My wife and I are big fans of the British Bake Off show – it’s called the Great British Baking Show in the US for Pillsbury copyright reasons. The official premise of the show is this: “Follow the trials and tribulations of passionate amateur bakers whose goal is to be named the UK’s best. Each week, the bakers tackle a different skill, the difficulty of which increases as the competition unfolds.”
Making an ECM implementation successful requires planning and attention to detail. The best way to create the right solution is to identify organizational goals and priorities. Learn how to manage a successful implementation in our free guide.
The wealth of unstructured text contained in most organizations offers the potential for both overwhelming levels of information overload and fascinating levels of information discovery and new knowledge construction. This will likely require changes in the information literacy and sensemaking skills of knowledge workers in the workplace of the future.
In 1982, the song “Jack and Diane” was released by John Cougar (later known as John Mellencamp) and went on to spend four weeks at number one on the Billboard Charts. These days, the song is regularly played on classic rock stations around the world and is in millions of fans’ collections and playlists. Part of what made the song successful with broad appeal was its use of familiar themes of high school love and nostalgia. The story was relatable to a lot of people.

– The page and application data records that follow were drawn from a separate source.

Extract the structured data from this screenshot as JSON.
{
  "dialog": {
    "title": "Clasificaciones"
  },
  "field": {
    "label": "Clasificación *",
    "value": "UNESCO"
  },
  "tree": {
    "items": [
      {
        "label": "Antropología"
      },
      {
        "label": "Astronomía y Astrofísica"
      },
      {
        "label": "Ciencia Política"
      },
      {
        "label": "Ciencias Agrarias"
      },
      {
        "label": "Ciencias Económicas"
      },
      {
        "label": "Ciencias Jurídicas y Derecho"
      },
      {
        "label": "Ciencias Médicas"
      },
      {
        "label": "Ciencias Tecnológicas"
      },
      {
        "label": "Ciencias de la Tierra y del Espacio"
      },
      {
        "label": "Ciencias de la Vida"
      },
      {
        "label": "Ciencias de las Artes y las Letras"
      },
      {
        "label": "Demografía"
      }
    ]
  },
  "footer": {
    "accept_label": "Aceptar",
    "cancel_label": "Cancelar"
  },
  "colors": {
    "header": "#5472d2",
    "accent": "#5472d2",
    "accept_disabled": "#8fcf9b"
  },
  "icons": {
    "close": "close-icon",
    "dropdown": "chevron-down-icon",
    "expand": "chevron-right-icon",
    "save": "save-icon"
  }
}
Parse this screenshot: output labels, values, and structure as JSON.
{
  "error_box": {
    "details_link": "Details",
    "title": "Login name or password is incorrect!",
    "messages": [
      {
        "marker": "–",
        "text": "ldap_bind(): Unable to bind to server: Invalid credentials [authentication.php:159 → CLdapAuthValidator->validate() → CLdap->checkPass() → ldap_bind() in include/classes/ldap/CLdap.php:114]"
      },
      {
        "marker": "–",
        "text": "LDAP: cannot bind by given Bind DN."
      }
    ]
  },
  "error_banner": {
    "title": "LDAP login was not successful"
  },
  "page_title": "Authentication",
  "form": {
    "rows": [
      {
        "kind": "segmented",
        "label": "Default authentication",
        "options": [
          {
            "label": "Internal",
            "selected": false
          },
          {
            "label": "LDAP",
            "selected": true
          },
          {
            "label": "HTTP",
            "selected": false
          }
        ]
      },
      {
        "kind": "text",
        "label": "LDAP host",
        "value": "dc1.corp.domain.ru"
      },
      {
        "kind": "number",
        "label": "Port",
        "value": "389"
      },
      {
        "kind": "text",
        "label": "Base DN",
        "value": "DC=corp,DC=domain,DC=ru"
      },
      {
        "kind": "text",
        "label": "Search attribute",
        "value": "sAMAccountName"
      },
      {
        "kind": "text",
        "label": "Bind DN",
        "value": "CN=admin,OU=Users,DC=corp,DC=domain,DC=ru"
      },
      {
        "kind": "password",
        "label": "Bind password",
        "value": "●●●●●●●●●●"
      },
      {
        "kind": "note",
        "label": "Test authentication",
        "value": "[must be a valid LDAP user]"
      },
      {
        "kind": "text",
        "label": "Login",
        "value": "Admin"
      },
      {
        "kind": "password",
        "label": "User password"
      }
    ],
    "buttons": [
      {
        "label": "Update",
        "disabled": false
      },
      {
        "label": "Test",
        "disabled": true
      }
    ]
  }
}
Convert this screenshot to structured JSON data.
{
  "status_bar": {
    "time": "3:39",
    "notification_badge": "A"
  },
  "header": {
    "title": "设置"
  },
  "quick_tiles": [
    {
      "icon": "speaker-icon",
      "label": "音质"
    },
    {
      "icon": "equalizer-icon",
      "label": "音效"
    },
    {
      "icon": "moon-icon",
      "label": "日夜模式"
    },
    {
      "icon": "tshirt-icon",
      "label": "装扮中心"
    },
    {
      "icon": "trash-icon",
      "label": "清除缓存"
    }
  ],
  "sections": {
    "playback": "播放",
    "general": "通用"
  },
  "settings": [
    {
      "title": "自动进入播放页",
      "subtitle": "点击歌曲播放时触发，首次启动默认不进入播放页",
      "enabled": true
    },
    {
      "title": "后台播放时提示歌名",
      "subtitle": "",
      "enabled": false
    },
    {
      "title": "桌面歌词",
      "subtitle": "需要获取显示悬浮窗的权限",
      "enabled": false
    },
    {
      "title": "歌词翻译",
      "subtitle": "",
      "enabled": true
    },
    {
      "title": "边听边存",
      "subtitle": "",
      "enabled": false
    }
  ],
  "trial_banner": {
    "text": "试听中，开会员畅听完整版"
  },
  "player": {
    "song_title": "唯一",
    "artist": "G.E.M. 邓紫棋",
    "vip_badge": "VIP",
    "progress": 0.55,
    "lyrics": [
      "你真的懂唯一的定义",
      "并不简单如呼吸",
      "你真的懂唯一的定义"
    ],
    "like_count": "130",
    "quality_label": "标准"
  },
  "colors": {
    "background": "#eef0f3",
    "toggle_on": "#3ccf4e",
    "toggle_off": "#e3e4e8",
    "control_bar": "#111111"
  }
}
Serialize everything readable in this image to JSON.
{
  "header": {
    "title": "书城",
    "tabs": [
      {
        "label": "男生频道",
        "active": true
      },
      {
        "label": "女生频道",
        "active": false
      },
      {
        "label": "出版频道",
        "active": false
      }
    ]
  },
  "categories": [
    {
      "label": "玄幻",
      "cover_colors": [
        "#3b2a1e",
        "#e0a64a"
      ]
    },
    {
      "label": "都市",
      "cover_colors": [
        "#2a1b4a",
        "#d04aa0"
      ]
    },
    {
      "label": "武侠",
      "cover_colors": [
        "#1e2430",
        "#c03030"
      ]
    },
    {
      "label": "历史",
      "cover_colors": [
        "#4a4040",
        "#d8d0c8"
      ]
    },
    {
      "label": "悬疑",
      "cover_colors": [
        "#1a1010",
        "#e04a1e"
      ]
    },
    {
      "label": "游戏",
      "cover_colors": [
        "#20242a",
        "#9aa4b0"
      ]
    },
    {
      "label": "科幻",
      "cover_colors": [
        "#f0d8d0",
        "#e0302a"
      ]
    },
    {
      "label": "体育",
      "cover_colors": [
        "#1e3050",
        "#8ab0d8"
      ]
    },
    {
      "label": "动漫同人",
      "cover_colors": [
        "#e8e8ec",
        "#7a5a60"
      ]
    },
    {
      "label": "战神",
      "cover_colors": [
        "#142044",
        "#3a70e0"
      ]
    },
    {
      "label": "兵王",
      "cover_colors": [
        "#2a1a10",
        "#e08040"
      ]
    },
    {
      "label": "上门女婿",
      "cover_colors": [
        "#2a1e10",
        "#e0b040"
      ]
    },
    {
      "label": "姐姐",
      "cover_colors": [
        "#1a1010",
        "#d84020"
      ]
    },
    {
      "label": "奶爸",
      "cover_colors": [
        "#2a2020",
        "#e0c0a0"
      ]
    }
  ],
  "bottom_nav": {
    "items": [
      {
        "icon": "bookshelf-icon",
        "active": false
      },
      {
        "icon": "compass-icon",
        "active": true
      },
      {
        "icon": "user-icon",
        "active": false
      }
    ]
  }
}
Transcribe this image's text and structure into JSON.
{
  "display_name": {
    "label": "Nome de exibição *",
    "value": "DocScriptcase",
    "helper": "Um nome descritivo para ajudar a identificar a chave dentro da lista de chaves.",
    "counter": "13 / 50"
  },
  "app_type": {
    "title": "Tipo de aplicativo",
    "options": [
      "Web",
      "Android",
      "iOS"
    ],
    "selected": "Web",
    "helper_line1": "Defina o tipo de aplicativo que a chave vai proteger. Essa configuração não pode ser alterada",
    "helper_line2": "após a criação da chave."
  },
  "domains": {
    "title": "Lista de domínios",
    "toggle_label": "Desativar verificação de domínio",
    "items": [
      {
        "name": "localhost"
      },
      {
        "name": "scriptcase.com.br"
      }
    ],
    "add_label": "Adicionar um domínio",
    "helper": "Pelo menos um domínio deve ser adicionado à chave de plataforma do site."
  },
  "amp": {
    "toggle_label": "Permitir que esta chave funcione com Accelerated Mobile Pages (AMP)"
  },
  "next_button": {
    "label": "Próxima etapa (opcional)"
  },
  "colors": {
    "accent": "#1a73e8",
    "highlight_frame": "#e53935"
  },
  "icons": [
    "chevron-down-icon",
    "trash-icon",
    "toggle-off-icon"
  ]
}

Our Search and Discovery: Exploiting Knowledge and Minimizing Risk research study revealed an interesting gap between intention and adoption for enterprise search. On one side, the intent is there. Over 70% of the organizations we polled reported that search was "vital or essential" to their business. But, the reality shows a gap in adoption. The respondents of this same study also reported only 18% have cross-repository search capabilities, and 58% show "little or no" signs of search maturity. Clearly, organizations understand the power of enterprise search, yet a gap in adoption still remains. We've been thinking about some ways for organizations to be more effective in deploying search technologies. Below is a list of our recommendations on how to bridge this gap.
The popularity of the term “knowledge worker” comes and goes, but the single most-important characteristic of such a job-description is the ability to find information, process it into knowledge, and so add value for the organization. Sounds simple, and in the age of the internet, finding and sifting information from the outside world is relatively simple and very quick. However, when it comes to information that resides inside the organization, the situation can be very different, and the effect of search efficiency on knowledge worker productivity can be huge. Below are the key data points drawn from AIIM's research study of information professionals - Search and Discovery: Exploiting Knowledge, Minimizing Risk.